-- Data supplied follows --
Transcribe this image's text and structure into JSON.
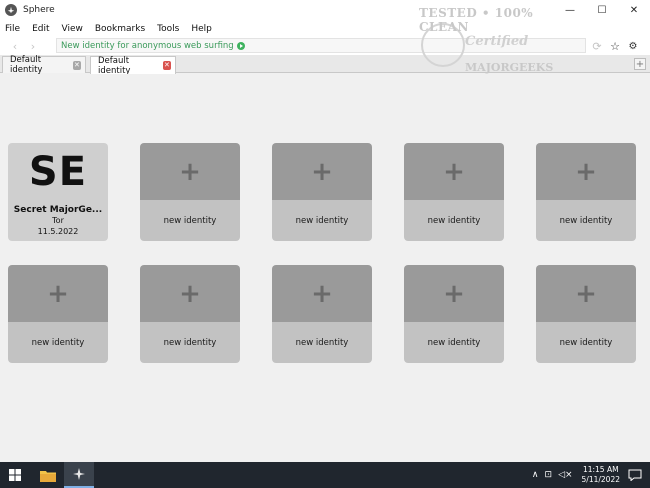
{
  "window": {
    "title": "Sphere",
    "controls": {
      "minimize": "—",
      "maximize": "☐",
      "close": "✕"
    }
  },
  "menu": [
    "File",
    "Edit",
    "View",
    "Bookmarks",
    "Tools",
    "Help"
  ],
  "nav": {
    "back": "‹",
    "forward": "›",
    "url_text": "New identity for anonymous web surfing",
    "refresh": "⟳",
    "bookmark": "☆",
    "settings": "⚙"
  },
  "tabs": [
    {
      "label": "Default identity",
      "close": "✕",
      "active": false
    },
    {
      "label": "Default identity",
      "close": "✕",
      "active": true
    }
  ],
  "new_tab": "+",
  "identities": {
    "existing": {
      "initials": "SE",
      "name": "Secret MajorGe...",
      "browser": "Tor",
      "date": "11.5.2022"
    },
    "plus": "+",
    "new_label": "new identity"
  },
  "watermark": {
    "line1": "TESTED • 100% CLEAN",
    "line2": "Certified",
    "line3": "MAJORGEEKS"
  },
  "taskbar": {
    "time": "11:15 AM",
    "date": "5/11/2022",
    "tray_up": "∧",
    "tray_network": "⊡",
    "tray_volume": "◁×"
  },
  "colors": {
    "url_green": "#3a9a5a",
    "tab_close_active": "#d9534f",
    "card_top": "#9a9a9a",
    "card_bottom": "#c2c2c2",
    "taskbar": "#20262e"
  }
}
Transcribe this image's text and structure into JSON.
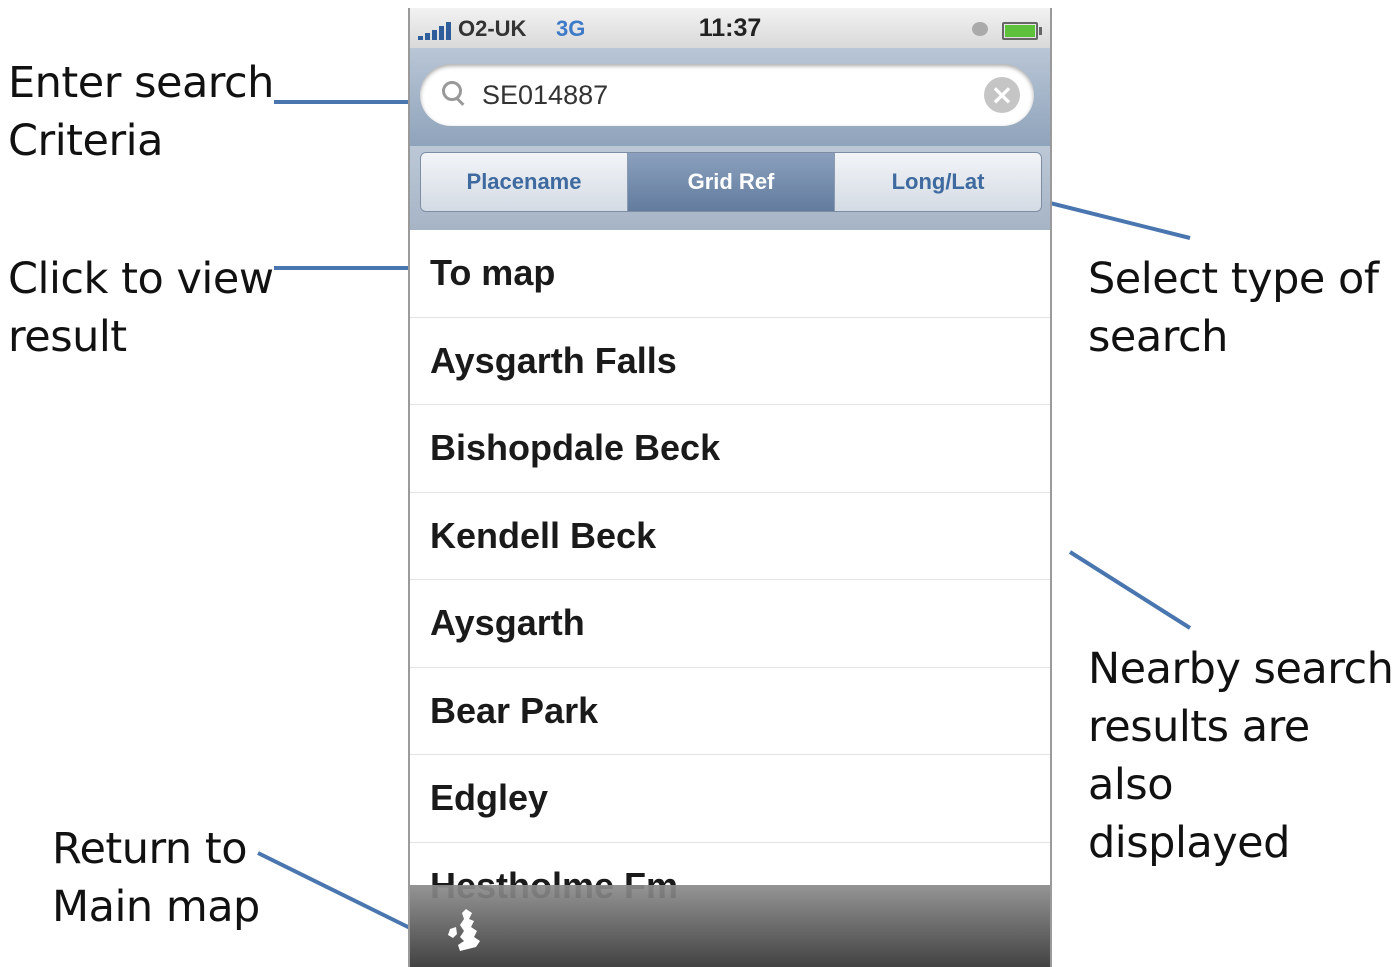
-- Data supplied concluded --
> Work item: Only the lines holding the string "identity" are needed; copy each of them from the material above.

> Output of the task:
    "url_text": "New identity for anonymous web surfing",
      "label": "Default identity",
      "label": "Default identity",
    "new_label": "new identity"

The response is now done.